Albert Cernadas, has become the latest and highest-ranking official of the Intl. Longshoremen’s Assn. to be indicted on federal racketeering charges.  The ILA’s exec. v.p. was indicted in Brooklyn earlier this month on charges of extortion, conspiracy, and mail and wire fraud conspiracy.  The indictment expanded previous charges against Harold Daggett, the union’s assistant general and president of the ILA’s New York/New Jersey maintenance local, and Arthur Coffey, an ILA vice president who is the union’s top official in Miami.


Cernadas is also president of the ILA Local 1235 in Newark, N.J.  He and Daggett have been mentioned as potential candidates to succeed ILA President John Bowers.


The grand jury indictment describes Cernadas as an associate of the Genovese crime family who handed union jobs and contracts to organized crime figures.  The rumors of mob activity in the union have been swirling for years.  In 2002, Gov. James E. McGreevey (D-NJ) accepted an invitation from Cernadas for an all-expenses-paid trip to Puerto Rico to speak to delegates at the union’s convention.
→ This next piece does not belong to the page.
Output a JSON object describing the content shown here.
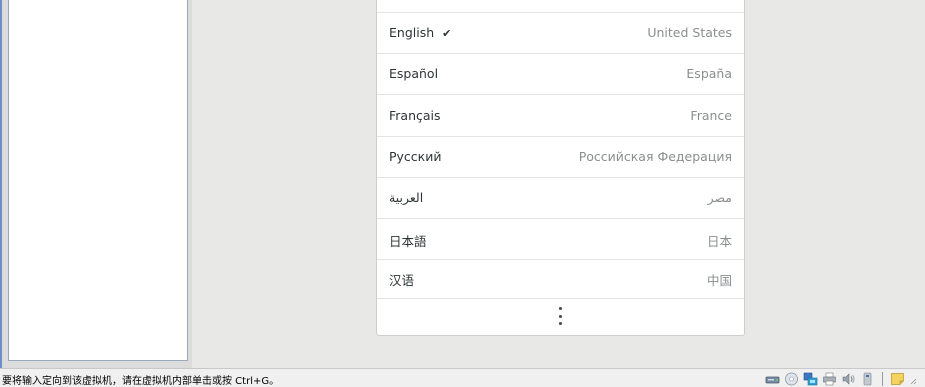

The governor then cut short the weeklong trip after reports surfaced that union members, including Cernadas, could be subjects of a federal racketeering probe.


Cernadas, Daggett and Coffey were charged with conspiring to steer ILA health-care contracts for prescription drugs and for mental health and drug treatment to firms that allegedly paid kickbacks to the mob.  The indictment cited prescription-drug contracts to GPP/VIP Inc., and mental-health contracts to Compsych Corp.  Previous filings by prosecutors have alleged that in return for the contracts, GPP/VIP paid $400,000 to mobsters and that Compsych paid $60,000 a year to a Genovese crime family associate.


The men also allegedly used “actual and threatened force, violence and fear” to control the docks in New York, North Jersey and Florida, according to the indictment.  Cernadas’ trial is tentatively scheduled to begin in March. [Journal of Commerce, 10/12/04: Newark Star Ledger, 10/14/2004]